Back then, golf was still considered a finesse and a strategy game. But now most of the game’s most analytical thinkers believe hitting the ball as far as possible is the best way to play. This is why Harrington said he’s continued to chase more distance well into his 50s.

“All the long hitters, they play to their strengths,” he said. “They hit driver and they take their chances. And that’s why, up to that point, it wasn’t important to be a long hitter, because at the end of the day, none of them were any good in terms of their play. Once Rory came along, all of a sudden you had to be in that number because the likelihood is one of the winners is going to come from that group [of long hitters].

“Back in the day, you were trying to beat one long hitter. Now you’re trying to beat 50.”

Jack Hirsh Editor

Jack Hirsh is an assistant editor at GOLF. A Pennsylvania native, Jack is a 2020 graduate of Penn State University, earning degrees in broadcast journalism and political science. He was captain of his high school golf team and recently returned to the program to serve as head coach.
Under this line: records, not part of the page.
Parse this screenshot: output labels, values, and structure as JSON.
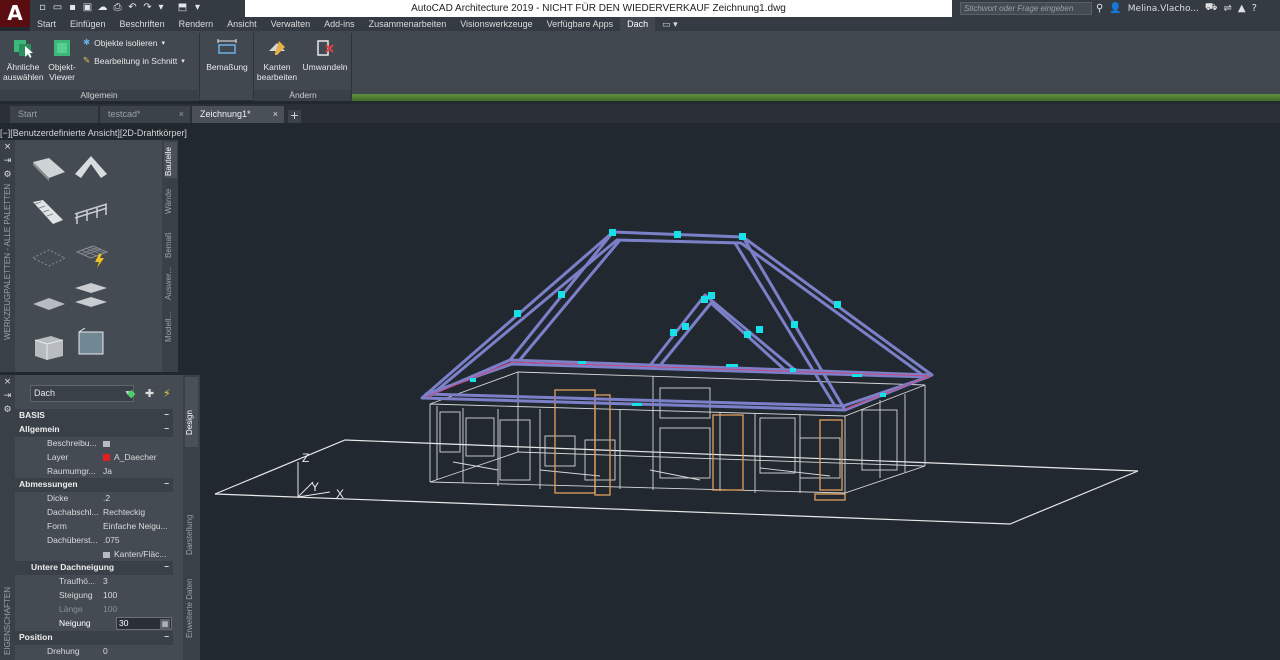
{
  "app": {
    "logo_letter": "A"
  },
  "quick_access": [
    "new-icon",
    "open-icon",
    "save-icon",
    "save-as-icon",
    "cloud-icon",
    "print-icon",
    "undo-icon",
    "redo-icon",
    "share-icon"
  ],
  "title": {
    "text": "AutoCAD Architecture 2019 - NICHT FÜR DEN WIEDERVERKAUF    Zeichnung1.dwg",
    "search_placeholder": "Stichwort oder Frage eingeben",
    "user": "Melina.Vlacho...",
    "help": "?"
  },
  "ribbon_tabs": [
    "Start",
    "Einfügen",
    "Beschriften",
    "Rendern",
    "Ansicht",
    "Verwalten",
    "Add-ins",
    "Zusammenarbeiten",
    "Visionswerkzeuge",
    "Verfügbare Apps",
    "Dach"
  ],
  "ribbon": {
    "active_tab": "Dach",
    "panel_allgemein": {
      "title": "Allgemein",
      "similar_line1": "Ähnliche",
      "similar_line2": "auswählen",
      "viewer_line1": "Objekt-",
      "viewer_line2": "Viewer",
      "isolate": "Objekte isolieren",
      "edit_section": "Bearbeitung in Schnitt"
    },
    "panel_bemassung": {
      "label": "Bemaßung"
    },
    "panel_aendern": {
      "title": "Ändern",
      "edges_line1": "Kanten",
      "edges_line2": "bearbeiten",
      "convert": "Umwandeln"
    }
  },
  "doc_tabs": [
    {
      "label": "Start"
    },
    {
      "label": "testcad*"
    },
    {
      "label": "Zeichnung1*"
    }
  ],
  "viewport": {
    "label": "[−][Benutzerdefinierte Ansicht][2D-Drahtkörper]",
    "ucs_z": "Z",
    "ucs_y": "Y",
    "ucs_x": "X"
  },
  "tool_palette": {
    "title": "WERKZEUGPALETTEN - ALLE PALETTEN",
    "tabs": [
      "Bauteile",
      "Wände",
      "Bemaß",
      "Auswer...",
      "Modell..."
    ],
    "active_tab": "Bauteile"
  },
  "properties": {
    "title": "EIGENSCHAFTEN",
    "object_type": "Dach",
    "tabs": [
      "Design",
      "Darstellung",
      "Erweiterte Daten"
    ],
    "basis": "BASIS",
    "general": {
      "header": "Allgemein",
      "description_label": "Beschreibu...",
      "layer_label": "Layer",
      "layer_value": "A_Daecher",
      "space_label": "Raumumgr...",
      "space_value": "Ja"
    },
    "dimensions": {
      "header": "Abmessungen",
      "thickness_label": "Dicke",
      "thickness_value": ".2",
      "edge_cut_label": "Dachabschl...",
      "edge_cut_value": "Rechteckig",
      "shape_label": "Form",
      "shape_value": "Einfache Neigu...",
      "overhang_label": "Dachüberst...",
      "overhang_value": ".075",
      "edges_value": "Kanten/Fläc..."
    },
    "lower_slope": {
      "header": "Untere Dachneigung",
      "eave_label": "Traufhö...",
      "eave_value": "3",
      "rise_label": "Steigung",
      "rise_value": "100",
      "run_label": "Länge",
      "run_value": "100",
      "slope_label": "Neigung",
      "slope_value": "30"
    },
    "position": {
      "header": "Position",
      "rotation_label": "Drehung",
      "rotation_value": "0"
    }
  },
  "colors": {
    "viewport_bg": "#212830",
    "roof_edges": "#7b80c8",
    "grips": "#18e0e8",
    "walls": "#d8d8d8",
    "doors": "#e0a060",
    "ground_plane": "#e8e8e8"
  }
}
Jack also still *tries* to remain competitive in local amateurs. Before joining GOLF, Jack spent two years working at a TV station in Bend, Oregon, primarily as a Multimedia Journalist/reporter, but also producing, anchoring and even presenting the weather. He can be reached at